Task prompt ▸ Each entry should be duplicated exactly, with no line missing.

Web page and app entries:

--

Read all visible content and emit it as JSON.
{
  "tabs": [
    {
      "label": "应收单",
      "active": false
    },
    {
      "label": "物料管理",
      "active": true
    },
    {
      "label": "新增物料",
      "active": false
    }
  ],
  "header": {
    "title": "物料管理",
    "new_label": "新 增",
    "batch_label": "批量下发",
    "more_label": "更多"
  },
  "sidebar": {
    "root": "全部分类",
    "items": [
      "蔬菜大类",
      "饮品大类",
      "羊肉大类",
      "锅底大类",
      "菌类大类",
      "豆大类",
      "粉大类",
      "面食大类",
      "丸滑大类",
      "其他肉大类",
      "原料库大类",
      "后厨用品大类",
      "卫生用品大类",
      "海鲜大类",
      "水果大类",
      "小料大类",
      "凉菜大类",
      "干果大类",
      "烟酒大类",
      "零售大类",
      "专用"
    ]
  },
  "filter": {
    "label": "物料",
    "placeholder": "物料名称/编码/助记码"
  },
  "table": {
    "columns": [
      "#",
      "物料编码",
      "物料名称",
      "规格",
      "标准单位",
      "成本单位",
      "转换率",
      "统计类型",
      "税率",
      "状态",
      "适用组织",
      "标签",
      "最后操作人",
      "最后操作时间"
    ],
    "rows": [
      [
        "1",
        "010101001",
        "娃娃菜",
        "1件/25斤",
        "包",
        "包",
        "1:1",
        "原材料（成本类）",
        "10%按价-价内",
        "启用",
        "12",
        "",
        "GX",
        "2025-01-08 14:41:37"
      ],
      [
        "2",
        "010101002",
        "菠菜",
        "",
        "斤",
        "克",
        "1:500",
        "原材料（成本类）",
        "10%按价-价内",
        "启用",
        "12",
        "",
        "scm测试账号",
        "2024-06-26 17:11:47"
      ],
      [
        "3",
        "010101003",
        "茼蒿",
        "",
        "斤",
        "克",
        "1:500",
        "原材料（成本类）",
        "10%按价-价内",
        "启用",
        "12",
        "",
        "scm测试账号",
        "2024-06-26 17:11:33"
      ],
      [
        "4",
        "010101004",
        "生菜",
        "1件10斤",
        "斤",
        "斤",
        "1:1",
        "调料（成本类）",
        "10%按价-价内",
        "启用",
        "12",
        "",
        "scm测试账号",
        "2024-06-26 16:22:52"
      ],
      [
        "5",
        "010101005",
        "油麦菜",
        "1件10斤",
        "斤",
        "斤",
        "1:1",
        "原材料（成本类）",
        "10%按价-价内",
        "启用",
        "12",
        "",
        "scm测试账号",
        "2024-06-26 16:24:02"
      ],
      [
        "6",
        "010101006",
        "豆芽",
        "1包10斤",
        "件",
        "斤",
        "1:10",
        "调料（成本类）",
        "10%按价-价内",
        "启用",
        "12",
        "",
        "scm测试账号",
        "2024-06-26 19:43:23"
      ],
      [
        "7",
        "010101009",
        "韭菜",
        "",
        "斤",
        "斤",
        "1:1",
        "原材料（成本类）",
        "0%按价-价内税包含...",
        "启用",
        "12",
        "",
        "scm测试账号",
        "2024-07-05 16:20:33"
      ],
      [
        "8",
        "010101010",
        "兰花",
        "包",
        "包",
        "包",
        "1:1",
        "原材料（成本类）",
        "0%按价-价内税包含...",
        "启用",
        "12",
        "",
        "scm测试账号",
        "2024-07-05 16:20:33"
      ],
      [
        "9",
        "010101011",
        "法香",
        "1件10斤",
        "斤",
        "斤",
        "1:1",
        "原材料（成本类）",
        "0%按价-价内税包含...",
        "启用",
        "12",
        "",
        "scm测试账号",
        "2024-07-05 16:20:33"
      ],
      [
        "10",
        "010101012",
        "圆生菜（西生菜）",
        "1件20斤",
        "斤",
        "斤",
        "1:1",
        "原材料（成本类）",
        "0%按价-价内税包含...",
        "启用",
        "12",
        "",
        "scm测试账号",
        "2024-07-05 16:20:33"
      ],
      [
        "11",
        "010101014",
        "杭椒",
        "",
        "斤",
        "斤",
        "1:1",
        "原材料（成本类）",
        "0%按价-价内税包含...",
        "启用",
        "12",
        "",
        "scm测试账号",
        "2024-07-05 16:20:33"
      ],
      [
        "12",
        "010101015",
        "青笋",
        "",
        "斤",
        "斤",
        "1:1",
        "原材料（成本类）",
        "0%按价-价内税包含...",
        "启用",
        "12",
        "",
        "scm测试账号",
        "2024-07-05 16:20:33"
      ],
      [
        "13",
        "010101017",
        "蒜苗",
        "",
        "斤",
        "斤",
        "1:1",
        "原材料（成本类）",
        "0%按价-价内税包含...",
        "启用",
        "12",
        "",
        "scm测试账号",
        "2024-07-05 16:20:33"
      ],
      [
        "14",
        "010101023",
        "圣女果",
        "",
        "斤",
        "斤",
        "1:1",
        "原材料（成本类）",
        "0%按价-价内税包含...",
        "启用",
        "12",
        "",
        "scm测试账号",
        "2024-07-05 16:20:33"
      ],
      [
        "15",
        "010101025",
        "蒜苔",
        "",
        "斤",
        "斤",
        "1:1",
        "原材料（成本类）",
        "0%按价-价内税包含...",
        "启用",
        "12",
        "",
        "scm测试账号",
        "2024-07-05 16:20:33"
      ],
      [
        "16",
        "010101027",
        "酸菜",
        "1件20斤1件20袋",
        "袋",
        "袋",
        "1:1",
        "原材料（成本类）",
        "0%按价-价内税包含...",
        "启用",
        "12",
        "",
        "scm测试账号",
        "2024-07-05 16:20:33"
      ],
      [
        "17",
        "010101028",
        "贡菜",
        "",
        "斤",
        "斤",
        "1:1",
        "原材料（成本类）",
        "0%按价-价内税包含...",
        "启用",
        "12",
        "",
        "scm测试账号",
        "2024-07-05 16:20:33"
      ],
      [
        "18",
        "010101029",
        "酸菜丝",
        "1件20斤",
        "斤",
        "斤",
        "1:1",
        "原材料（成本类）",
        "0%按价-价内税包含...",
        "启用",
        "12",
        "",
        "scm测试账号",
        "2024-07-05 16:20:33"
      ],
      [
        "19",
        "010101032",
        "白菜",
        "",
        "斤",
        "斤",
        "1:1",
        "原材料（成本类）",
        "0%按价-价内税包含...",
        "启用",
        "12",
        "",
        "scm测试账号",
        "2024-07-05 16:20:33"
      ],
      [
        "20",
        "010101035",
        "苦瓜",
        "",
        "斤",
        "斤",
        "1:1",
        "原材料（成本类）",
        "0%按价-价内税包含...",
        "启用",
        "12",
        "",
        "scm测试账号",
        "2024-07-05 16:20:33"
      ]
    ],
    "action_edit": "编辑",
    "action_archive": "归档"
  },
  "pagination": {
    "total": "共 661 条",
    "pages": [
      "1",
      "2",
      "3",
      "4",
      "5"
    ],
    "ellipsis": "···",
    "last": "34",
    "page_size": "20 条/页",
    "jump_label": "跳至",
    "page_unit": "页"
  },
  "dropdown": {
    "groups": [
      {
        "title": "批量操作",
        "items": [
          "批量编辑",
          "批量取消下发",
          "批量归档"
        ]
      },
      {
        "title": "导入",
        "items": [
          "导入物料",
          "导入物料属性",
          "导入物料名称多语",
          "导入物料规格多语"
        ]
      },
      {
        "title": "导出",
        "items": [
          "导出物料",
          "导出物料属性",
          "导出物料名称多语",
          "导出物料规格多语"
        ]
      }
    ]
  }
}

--

Worked solution ▸
Read all visible content and emit it as JSON.
{
  "tabs": [
    {
      "label": "应收单",
      "active": false
    },
    {
      "label": "物料管理",
      "active": true
    },
    {
      "label": "新增物料",
      "active": false
    }
  ],
  "header": {
    "title": "物料管理",
    "new_label": "新 增",
    "batch_label": "批量下发",
    "more_label": "更多"
  },
  "sidebar": {
    "root": "全部分类",
    "items": [
      "蔬菜大类",
      "饮品大类",
      "羊肉大类",
      "锅底大类",
      "菌类大类",
      "豆大类",
      "粉大类",
      "面食大类",
      "丸滑大类",
      "其他肉大类",
      "原料库大类",
      "后厨用品大类",
      "卫生用品大类",
      "海鲜大类",
      "水果大类",
      "小料大类",
      "凉菜大类",
      "干果大类",
      "烟酒大类",
      "零售大类",
      "专用"
    ]
  },
  "filter": {
    "label": "物料",
    "placeholder": "物料名称/编码/助记码"
  },
  "table": {
    "columns": [
      "#",
      "物料编码",
      "物料名称",
      "规格",
      "标准单位",
      "成本单位",
      "转换率",
      "统计类型",
      "税率",
      "状态",
      "适用组织",
      "标签",
      "最后操作人",
      "最后操作时间"
    ],
    "rows": [
      [
        "1",
        "010101001",
        "娃娃菜",
        "1件/25斤",
        "包",
        "包",
        "1:1",
        "原材料（成本类）",
        "10%按价-价内",
        "启用",
        "12",
        "",
        "GX",
        "2025-01-08 14:41:37"
      ],
      [
        "2",
        "010101002",
        "菠菜",
        "",
        "斤",
        "克",
        "1:500",
        "原材料（成本类）",
        "10%按价-价内",
        "启用",
        "12",
        "",
        "scm测试账号",
        "2024-06-26 17:11:47"
      ],
      [
        "3",
        "010101003",
        "茼蒿",
        "",
        "斤",
        "克",
        "1:500",
        "原材料（成本类）",
        "10%按价-价内",
        "启用",
        "12",
        "",
        "scm测试账号",
        "2024-06-26 17:11:33"
      ],
      [
        "4",
        "010101004",
        "生菜",
        "1件10斤",
        "斤",
        "斤",
        "1:1",
        "调料（成本类）",
        "10%按价-价内",
        "启用",
        "12",
        "",
        "scm测试账号",
        "2024-06-26 16:22:52"
      ],
      [
        "5",
        "010101005",
        "油麦菜",
        "1件10斤",
        "斤",
        "斤",
        "1:1",
        "原材料（成本类）",
        "10%按价-价内",
        "启用",
        "12",
        "",
        "scm测试账号",
        "2024-06-26 16:24:02"
      ],
      [
        "6",
        "010101006",
        "豆芽",
        "1包10斤",
        "件",
        "斤",
        "1:10",
        "调料（成本类）",
        "10%按价-价内",
        "启用",
        "12",
        "",
        "scm测试账号",
        "2024-06-26 19:43:23"
      ],
      [
        "7",
        "010101009",
        "韭菜",
        "",
        "斤",
        "斤",
        "1:1",
        "原材料（成本类）",
        "0%按价-价内税包含...",
        "启用",
        "12",
        "",
        "scm测试账号",
        "2024-07-05 16:20:33"
      ],
      [
        "8",
        "010101010",
        "兰花",
        "包",
        "包",
        "包",
        "1:1",
        "原材料（成本类）",
        "0%按价-价内税包含...",
        "启用",
        "12",
        "",
        "scm测试账号",
        "2024-07-05 16:20:33"
      ],
      [
        "9",
        "010101011",
        "法香",
        "1件10斤",
        "斤",
        "斤",
        "1:1",
        "原材料（成本类）",
        "0%按价-价内税包含...",
        "启用",
        "12",
        "",
        "scm测试账号",
        "2024-07-05 16:20:33"
      ],
      [
        "10",
        "010101012",
        "圆生菜（西生菜）",
        "1件20斤",
        "斤",
        "斤",
        "1:1",
        "原材料（成本类）",
        "0%按价-价内税包含...",
        "启用",
        "12",
        "",
        "scm测试账号",
        "2024-07-05 16:20:33"
      ],
      [
        "11",
        "010101014",
        "杭椒",
        "",
        "斤",
        "斤",
        "1:1",
        "原材料（成本类）",
        "0%按价-价内税包含...",
        "启用",
        "12",
        "",
        "scm测试账号",
        "2024-07-05 16:20:33"
      ],
      [
        "12",
        "010101015",
        "青笋",
        "",
        "斤",
        "斤",
        "1:1",
        "原材料（成本类）",
        "0%按价-价内税包含...",
        "启用",
        "12",
        "",
        "scm测试账号",
        "2024-07-05 16:20:33"
      ],
      [
        "13",
        "010101017",
        "蒜苗",
        "",
        "斤",
        "斤",
        "1:1",
        "原材料（成本类）",
        "0%按价-价内税包含...",
        "启用",
        "12",
        "",
        "scm测试账号",
        "2024-07-05 16:20:33"
      ],
      [
        "14",
        "010101023",
        "圣女果",
        "",
        "斤",
        "斤",
        "1:1",
        "原材料（成本类）",
        "0%按价-价内税包含...",
        "启用",
        "12",
        "",
        "scm测试账号",
        "2024-07-05 16:20:33"
      ],
      [
        "15",
        "010101025",
        "蒜苔",
        "",
        "斤",
        "斤",
        "1:1",
        "原材料（成本类）",
        "0%按价-价内税包含...",
        "启用",
        "12",
        "",
        "scm测试账号",
        "2024-07-05 16:20:33"
      ],
      [
        "16",
        "010101027",
        "酸菜",
        "1件20斤1件20袋",
        "袋",
        "袋",
        "1:1",
        "原材料（成本类）",
        "0%按价-价内税包含...",
        "启用",
        "12",
        "",
        "scm测试账号",
        "2024-07-05 16:20:33"
      ],
      [
        "17",
        "010101028",
        "贡菜",
        "",
        "斤",
        "斤",
        "1:1",
        "原材料（成本类）",
        "0%按价-价内税包含...",
        "启用",
        "12",
        "",
        "scm测试账号",
        "2024-07-05 16:20:33"
      ],
      [
        "18",
        "010101029",
        "酸菜丝",
        "1件20斤",
        "斤",
        "斤",
        "1:1",
        "原材料（成本类）",
        "0%按价-价内税包含...",
        "启用",
        "12",
        "",
        "scm测试账号",
        "2024-07-05 16:20:33"
      ],
      [
        "19",
        "010101032",
        "白菜",
        "",
        "斤",
        "斤",
        "1:1",
        "原材料（成本类）",
        "0%按价-价内税包含...",
        "启用",
        "12",
        "",
        "scm测试账号",
        "2024-07-05 16:20:33"
      ],
      [
        "20",
        "010101035",
        "苦瓜",
        "",
        "斤",
        "斤",
        "1:1",
        "原材料（成本类）",
        "0%按价-价内税包含...",
        "启用",
        "12",
        "",
        "scm测试账号",
        "2024-07-05 16:20:33"
      ]
    ],
    "action_edit": "编辑",
    "action_archive": "归档"
  },
  "pagination": {
    "total": "共 661 条",
    "pages": [
      "1",
      "2",
      "3",
      "4",
      "5"
    ],
    "ellipsis": "···",
    "last": "34",
    "page_size": "20 条/页",
    "jump_label": "跳至",
    "page_unit": "页"
  },
  "dropdown": {
    "groups": [
      {
        "title": "批量操作",
        "items": [
          "批量编辑",
          "批量取消下发",
          "批量归档"
        ]
      },
      {
        "title": "导入",
        "items": [
          "导入物料",
          "导入物料属性",
          "导入物料名称多语",
          "导入物料规格多语"
        ]
      },
      {
        "title": "导出",
        "items": [
          "导出物料",
          "导出物料属性",
          "导出物料名称多语",
          "导出物料规格多语"
        ]
      }
    ]
  }
}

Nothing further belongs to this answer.